(As an aside, you could suggest the ’best’ natural sunscreen is to limit your time in direct sun and to wear long cotton clothing topped with a hat (or scarf). This is the traditional approach in sun-baked countries. (Another is to use mud, like the workers in the fields of some Asian countries do, but that wouldn’t go down well in Western countries!) You could argue the main reason we ‘need’ sunscreens is our insistence of staying out in the sun as much as we do.)

So. Advice to TV3 after seeing them present what is becoming a procession of documentaries with pseudo-science content?***



I have for some time now been speculating if a key missing component in science communication is a lack of editors/producers with a solid-enough understanding of the material they are presenting, or enough care to their audience to serve them well.

The role of editors or advisors is to assist in creating a better product.

There’s a better story there without the ’chemical-free’ pitch.

As one example, they could have tried to present why household goods can sometimes be used to good effect and when they can be put to use. Explain the basic chemistry involved.

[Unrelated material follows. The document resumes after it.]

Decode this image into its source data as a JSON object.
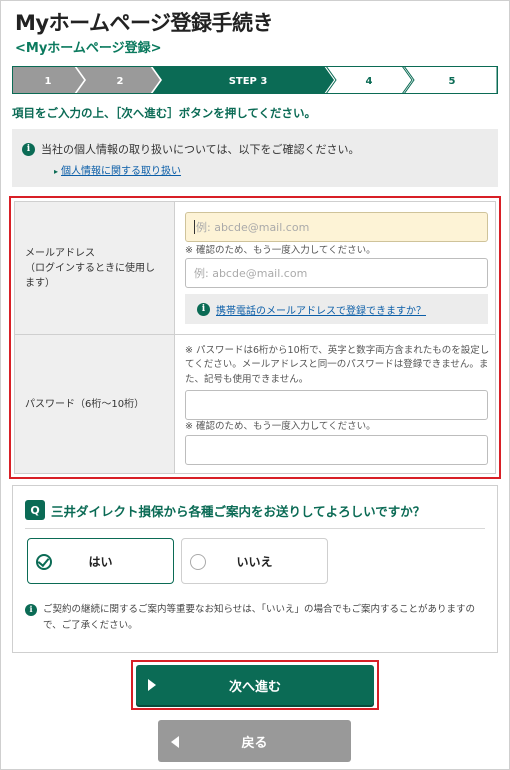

I have a copy of Reader’s Digest’s Household Hints and Handy Tips, bought from the locally-famous 24-hour book sale. It’s what you buy when you have just bought your  first house! Scattered throughout it are the sort of things that Wendyl Nissen might present as ’what our grandmothers used’, as alternatives to another trip to the supermarket. Baking soda as a scouring agent and so on.

Basic chemistry explains why these work.

That’s the real pity to me. You could push the pseudo-science out and end up with a better story.


I’m not alone in making the point that ’chemical-free’ is nonsense. Fellow sciblings Alison Campbell and Robert McCormick have previously written about this. (Their articles are linked on their names.)

* The only environment that would be truly chemical-free is a true vacuum, i.e. nothing at all.

** Her face is away from the camera at times, and in any event video quality is too poor for lipreading to help me out. TV3 really, really needs to improve the quality of video in their streaming. (Yes, I have it set to ‘high’ quality, which isn’t high at all.)

*** I’m referring to the Vitamin C, swine flu, media, lawyers documentaries and one follow-on documentary I took notes for, but never wrote an article on.

Other articles on Code for life:

Finding platypus venom

Vitamin C, swine flu, media, lawyers

Thoughts towards a human brain neural connection map

It won’t be by taking sugar pills…

Autism – looking for parent-of-origin effects